The Wood Duck is a pretty little kayak (the hybrid refers to it being part stitch-and-glue and part strip-built). It is too small and short for my taste (I do too many longer trips and want better tracking), but for a light, easy-to-manage boat, it is a nice option. It is way, WAY nicer-looking than I lot of light recreational boats.
The Chester Yawl surprised me – pleasantly – with its rowing capability. It is attractive, but not stunning, to my eye, but I liked its performance. It also has a really clean, flexible layout that strikes me as useful across a range of purposes. The center sent and foot stretchers are designed to hook into the floor-boards, basically allowing a myriad of configurations for different preferences. Very nice touch.
And then the Wherry. It is gorgeous and it rows extremely well and I made an absolute hash of rowing it. Complete embarrassment. I know it has been a while since I skulled, but geez… If I wanted a really nice rowing boat, though, I would definitely look at this boat.
One more thing…
I got to talk to Chesapeake Light Craft’s principal and designer, John Harris. I asked him about the rig for the Skerry, which always seemed too small to me. His fascinating response: a) everyone says that and b) everyone is surprised when they actually sail it. As-is, it has the same sail area / displacement as a Laser.
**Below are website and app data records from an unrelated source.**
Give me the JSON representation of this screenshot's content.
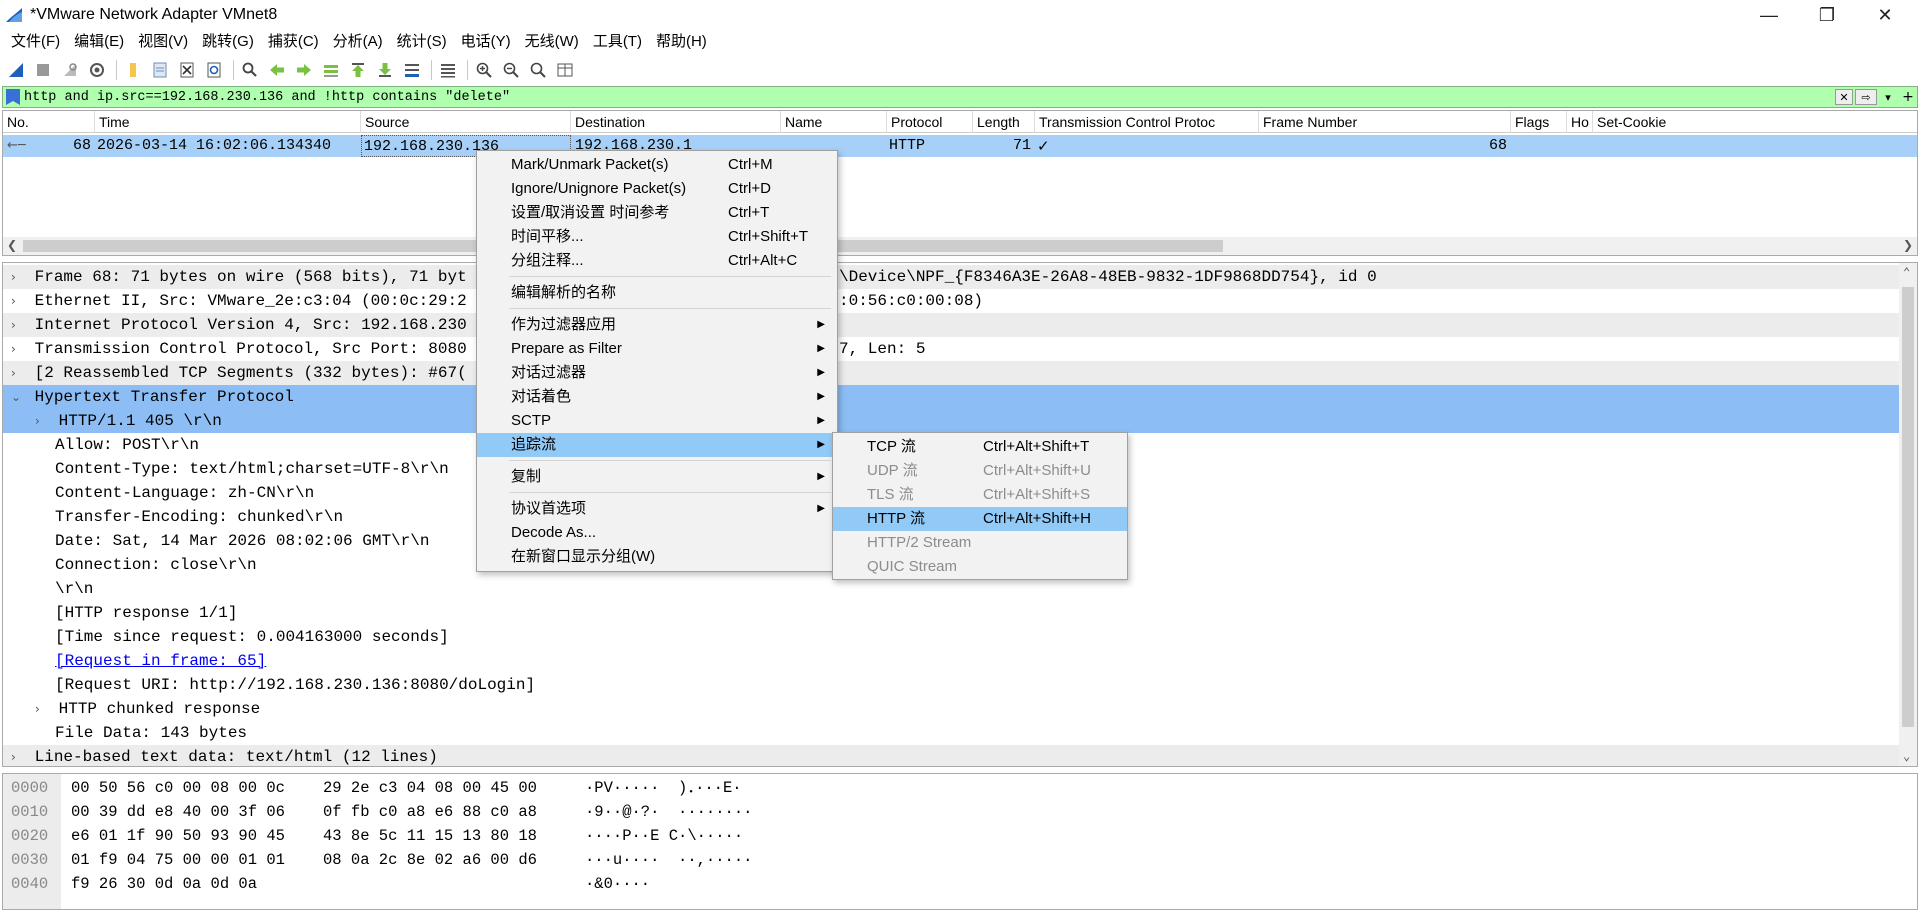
{
  "window": {
    "title": "*VMware Network Adapter VMnet8"
  },
  "menu": [
    "文件(F)",
    "编辑(E)",
    "视图(V)",
    "跳转(G)",
    "捕获(C)",
    "分析(A)",
    "统计(S)",
    "电话(Y)",
    "无线(W)",
    "工具(T)",
    "帮助(H)"
  ],
  "filter": {
    "text": "http and ip.src==192.168.230.136 and !http contains \"delete\"",
    "clear_glyph": "✕",
    "apply_glyph": "⇨",
    "dropdown_glyph": "▾",
    "add_glyph": "+"
  },
  "packet_list": {
    "columns": [
      "No.",
      "Time",
      "Source",
      "Destination",
      "Name",
      "Protocol",
      "Length",
      "Transmission Control Protoc",
      "Frame Number",
      "Flags",
      "Ho",
      "Set-Cookie"
    ],
    "row": {
      "no": "68",
      "time": "2026-03-14 16:02:06.134340",
      "source": "192.168.230.136",
      "destination": "192.168.230.1",
      "name": "",
      "protocol": "HTTP",
      "length": "71",
      "tcp": "✓",
      "frame_number": "68"
    }
  },
  "details": [
    {
      "text": "Frame 68: 71 bytes on wire (568 bits), 71 byt",
      "tail": "\\Device\\NPF_{F8346A3E-26A8-48EB-9832-1DF9868DD754}, id 0",
      "exp": "›"
    },
    {
      "text": "Ethernet II, Src: VMware_2e:c3:04 (00:0c:29:2",
      "tail": ":0:56:c0:00:08)",
      "exp": "›"
    },
    {
      "text": "Internet Protocol Version 4, Src: 192.168.230",
      "tail": "",
      "exp": "›"
    },
    {
      "text": "Transmission Control Protocol, Src Port: 8080",
      "tail": "7, Len: 5",
      "exp": "›"
    },
    {
      "text": "[2 Reassembled TCP Segments (332 bytes): #67(",
      "tail": "",
      "exp": "›"
    },
    {
      "text": "Hypertext Transfer Protocol",
      "exp": "⌄"
    },
    {
      "text": "HTTP/1.1 405 \\r\\n",
      "exp": "›"
    },
    {
      "text": "Allow: POST\\r\\n"
    },
    {
      "text": "Content-Type: text/html;charset=UTF-8\\r\\n"
    },
    {
      "text": "Content-Language: zh-CN\\r\\n"
    },
    {
      "text": "Transfer-Encoding: chunked\\r\\n"
    },
    {
      "text": "Date: Sat, 14 Mar 2026 08:02:06 GMT\\r\\n"
    },
    {
      "text": "Connection: close\\r\\n"
    },
    {
      "text": "\\r\\n"
    },
    {
      "text": "[HTTP response 1/1]"
    },
    {
      "text": "[Time since request: 0.004163000 seconds]"
    },
    {
      "text": "[Request in frame: 65]"
    },
    {
      "text": "[Request URI: http://192.168.230.136:8080/doLogin]"
    },
    {
      "text": "HTTP chunked response",
      "exp": "›"
    },
    {
      "text": "File Data: 143 bytes"
    },
    {
      "text": "Line-based text data: text/html (12 lines)",
      "exp": "›"
    }
  ],
  "hex": [
    {
      "off": "0000",
      "b1": "00 50 56 c0 00 08 00 0c",
      "b2": "29 2e c3 04 08 00 45 00",
      "ascii": "·PV·····  )．···E·"
    },
    {
      "off": "0010",
      "b1": "00 39 dd e8 40 00 3f 06",
      "b2": "0f fb c0 a8 e6 88 c0 a8",
      "ascii": "·9··@·?·  ········"
    },
    {
      "off": "0020",
      "b1": "e6 01 1f 90 50 93 90 45",
      "b2": "43 8e 5c 11 15 13 80 18",
      "ascii": "····P··E C·\\·····"
    },
    {
      "off": "0030",
      "b1": "01 f9 04 75 00 00 01 01",
      "b2": "08 0a 2c 8e 02 a6 00 d6",
      "ascii": "···u····  ··,·····"
    },
    {
      "off": "0040",
      "b1": "f9 26 30 0d 0a 0d 0a",
      "b2": "",
      "ascii": "·&0····"
    }
  ],
  "context_menu": {
    "items": [
      {
        "label": "Mark/Unmark Packet(s)",
        "key": "Ctrl+M"
      },
      {
        "label": "Ignore/Unignore Packet(s)",
        "key": "Ctrl+D"
      },
      {
        "label": "设置/取消设置 时间参考",
        "key": "Ctrl+T"
      },
      {
        "label": "时间平移...",
        "key": "Ctrl+Shift+T"
      },
      {
        "label": "分组注释...",
        "key": "Ctrl+Alt+C"
      },
      {
        "label": "编辑解析的名称",
        "key": ""
      },
      {
        "label": "作为过滤器应用",
        "key": ""
      },
      {
        "label": "Prepare as Filter",
        "key": ""
      },
      {
        "label": "对话过滤器",
        "key": ""
      },
      {
        "label": "对话着色",
        "key": ""
      },
      {
        "label": "SCTP",
        "key": ""
      },
      {
        "label": "追踪流",
        "key": ""
      },
      {
        "label": "复制",
        "key": ""
      },
      {
        "label": "协议首选项",
        "key": ""
      },
      {
        "label": "Decode As...",
        "key": ""
      },
      {
        "label": "在新窗口显示分组(W)",
        "key": ""
      }
    ]
  },
  "submenu": {
    "items": [
      {
        "label": "TCP 流",
        "key": "Ctrl+Alt+Shift+T"
      },
      {
        "label": "UDP 流",
        "key": "Ctrl+Alt+Shift+U"
      },
      {
        "label": "TLS 流",
        "key": "Ctrl+Alt+Shift+S"
      },
      {
        "label": "HTTP 流",
        "key": "Ctrl+Alt+Shift+H"
      },
      {
        "label": "HTTP/2 Stream",
        "key": ""
      },
      {
        "label": "QUIC Stream",
        "key": ""
      }
    ]
  }
}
Huh. Apparently they are pretty peppy with this rig and any more would be dicey (though a bigger Bermuda sloop rig exists). Shows what I know.